- **YOUR INSTRUCTIONS**: What lines of the listing include the string "JSON"? Show them all.

= = = = = = =

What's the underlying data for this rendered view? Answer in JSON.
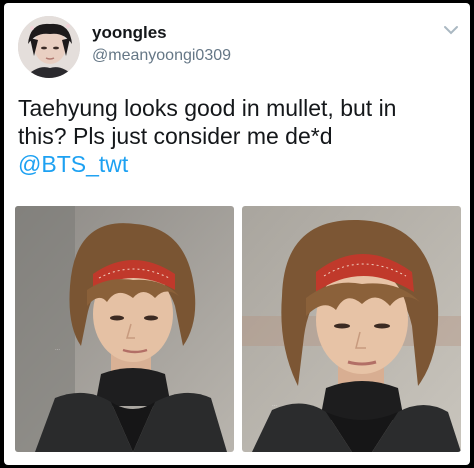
{
  "tweet": {
    "display_name": "yoongles",
    "handle": "@meanyoongi0309",
    "text_line1": "Taehyung looks good in mullet, but in",
    "text_line2": "this? Pls just consider me de*d",
    "mention": "@BTS_twt",
    "avatar_icon": "profile-photo",
    "menu_icon": "chevron-down-icon"
  },
  "media": [
    {
      "icon": "photo-left",
      "watermark": "..."
    },
    {
      "icon": "photo-right",
      "watermark": "..."
    }
  ],
  "colors": {
    "text": "#14171a",
    "secondary": "#657786",
    "link": "#1da1f2",
    "headband": "#c0392b"
  }
}
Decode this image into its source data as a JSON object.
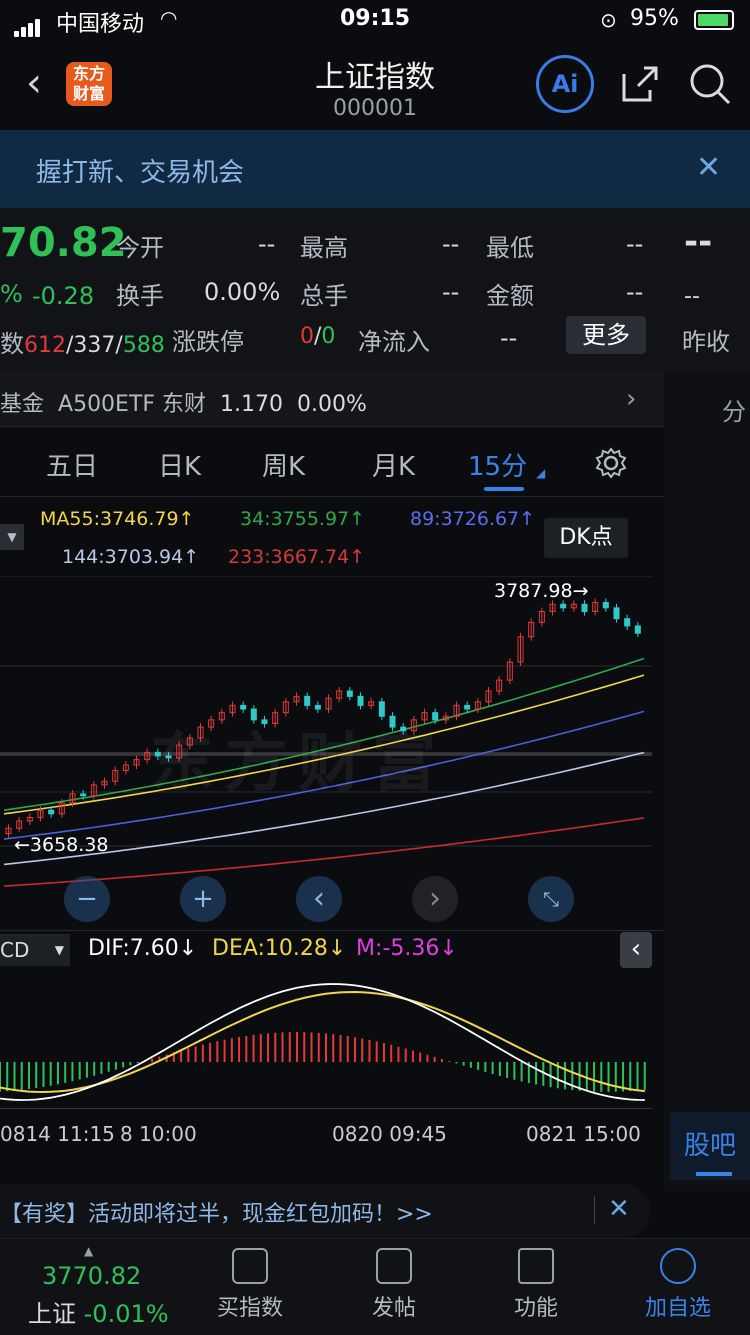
{
  "status_bar": {
    "carrier": "中国移动",
    "time": "09:15",
    "battery": "95%"
  },
  "header": {
    "title": "上证指数",
    "code": "000001",
    "logo_text_1": "东方",
    "logo_text_2": "财富",
    "ai_label": "Ai"
  },
  "banner": {
    "text": "握打新、交易机会"
  },
  "quote": {
    "price": "70.82",
    "pct": "%",
    "change": "-0.28",
    "open_label": "今开",
    "open_val": "--",
    "high_label": "最高",
    "high_val": "--",
    "low_label": "最低",
    "low_val": "--",
    "turnover_label": "换手",
    "turnover_val": "0.00%",
    "vol_label": "总手",
    "vol_val": "--",
    "amount_label": "金额",
    "amount_val": "--",
    "breadth_prefix": "数",
    "breadth_up": "612",
    "sep1": "/",
    "breadth_flat": "337",
    "sep2": "/",
    "breadth_down": "588",
    "limit_label": "涨跌停",
    "limit_up": "0",
    "sep3": "/",
    "limit_down": "0",
    "netflow_label": "净流入",
    "netflow_val": "--",
    "more_label": "更多",
    "right_dash": "--",
    "right_dash2": "--",
    "prev_close_label": "昨收"
  },
  "fund_row": {
    "prefix": "基金",
    "name": "A500ETF 东财",
    "price": "1.170",
    "pct": "0.00%",
    "side_label": "分"
  },
  "tabs": [
    {
      "label": "五日"
    },
    {
      "label": "日K"
    },
    {
      "label": "周K"
    },
    {
      "label": "月K"
    },
    {
      "label": "15分"
    }
  ],
  "ma_legend": {
    "ma55": "MA55:3746.79↑",
    "ma34": "34:3755.97↑",
    "ma89": "89:3726.67↑",
    "ma144": "144:3703.94↑",
    "ma233": "233:3667.74↑",
    "dk_label": "DK点"
  },
  "chart_annotations": {
    "high_label": "3787.98→",
    "low_label": "←3658.38",
    "watermark": "东方财富"
  },
  "macd": {
    "selector": "CD",
    "dif": "DIF:7.60↓",
    "dea": "DEA:10.28↓",
    "m": "M:-5.36↓"
  },
  "time_axis": {
    "t1": "0814 11:15",
    "t2": "8 10:00",
    "t3": "0820 09:45",
    "t4": "0821 15:00"
  },
  "guba_label": "股吧",
  "promo": {
    "text": "【有奖】活动即将过半，现金红包加码！>>"
  },
  "bottom_nav": {
    "index_price": "3770.82",
    "index_name": "上证",
    "index_pct": "-0.01%",
    "items": [
      {
        "label": "买指数"
      },
      {
        "label": "发帖"
      },
      {
        "label": "功能"
      },
      {
        "label": "加自选"
      }
    ]
  },
  "colors": {
    "up": "#e33a3a",
    "down": "#2fc158",
    "accent": "#3b82e8",
    "ma55": "#f1d54a",
    "ma34": "#2fa84a",
    "ma89": "#4a5fd8",
    "ma144": "#b9c7e8",
    "ma233": "#c92a2a"
  },
  "chart_data": {
    "type": "candlestick",
    "interval": "15分",
    "x_labels": [
      "0814 11:15",
      "8 10:00",
      "0820 09:45",
      "0821 15:00"
    ],
    "close": [
      3662,
      3666,
      3668,
      3672,
      3670,
      3676,
      3681,
      3680,
      3686,
      3688,
      3694,
      3697,
      3700,
      3704,
      3702,
      3701,
      3708,
      3712,
      3718,
      3722,
      3726,
      3730,
      3728,
      3722,
      3720,
      3726,
      3732,
      3735,
      3730,
      3728,
      3734,
      3738,
      3735,
      3730,
      3732,
      3724,
      3718,
      3716,
      3722,
      3726,
      3722,
      3724,
      3730,
      3728,
      3732,
      3738,
      3744,
      3754,
      3768,
      3776,
      3782,
      3786,
      3784,
      3786,
      3782,
      3787,
      3784,
      3778,
      3774,
      3770
    ],
    "ma_lines": {
      "MA55": 3746.79,
      "34": 3755.97,
      "89": 3726.67,
      "144": 3703.94,
      "233": 3667.74
    },
    "annotations": {
      "high": 3787.98,
      "low": 3658.38
    }
  }
}
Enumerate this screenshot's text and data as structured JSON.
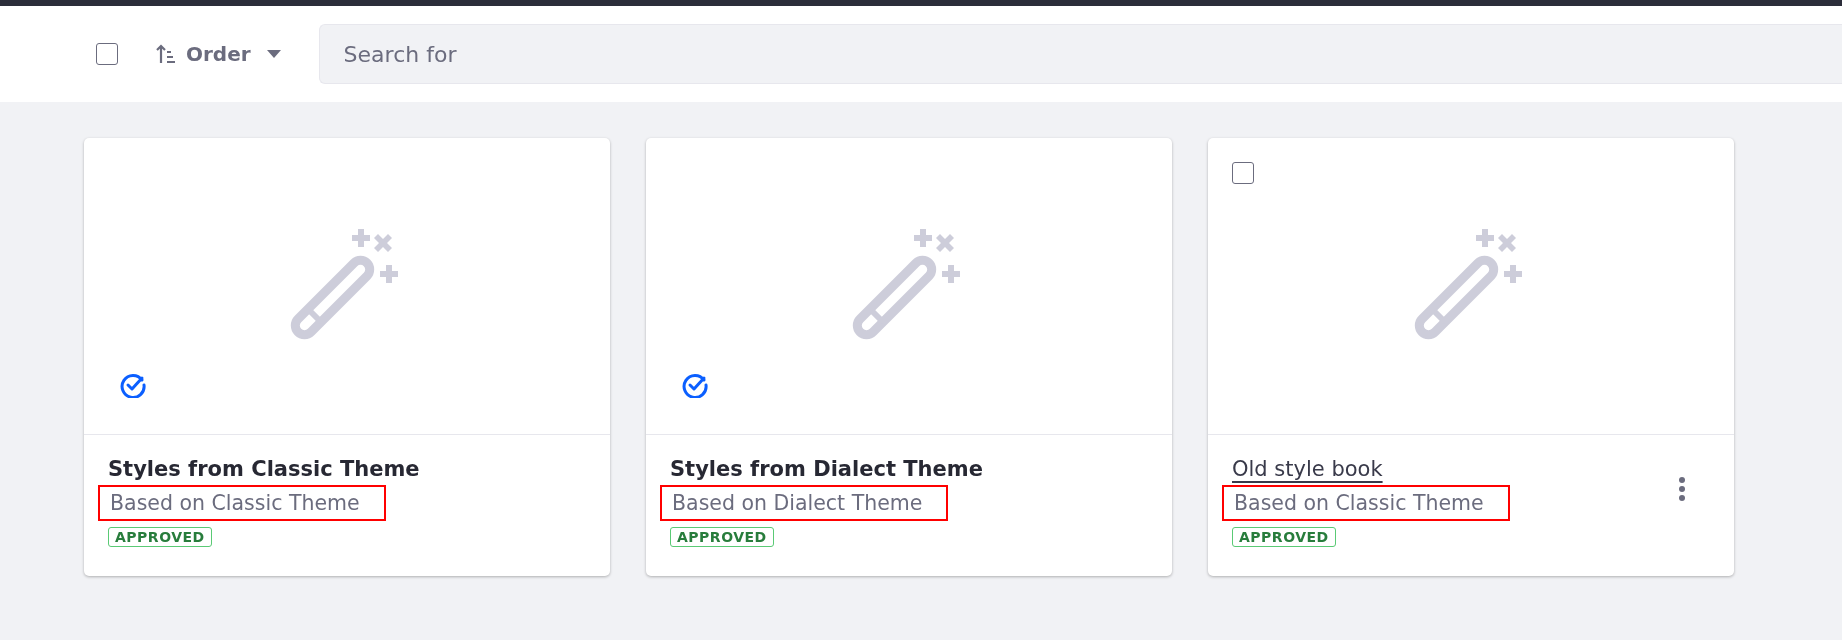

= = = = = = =

- **EXERCISE OUTPUT**:
What's the underlying data for this rendered view? Answer in JSON.
Decode this image into its source data as a JSON object.
Enumerate this screenshot's text and data as structured JSON.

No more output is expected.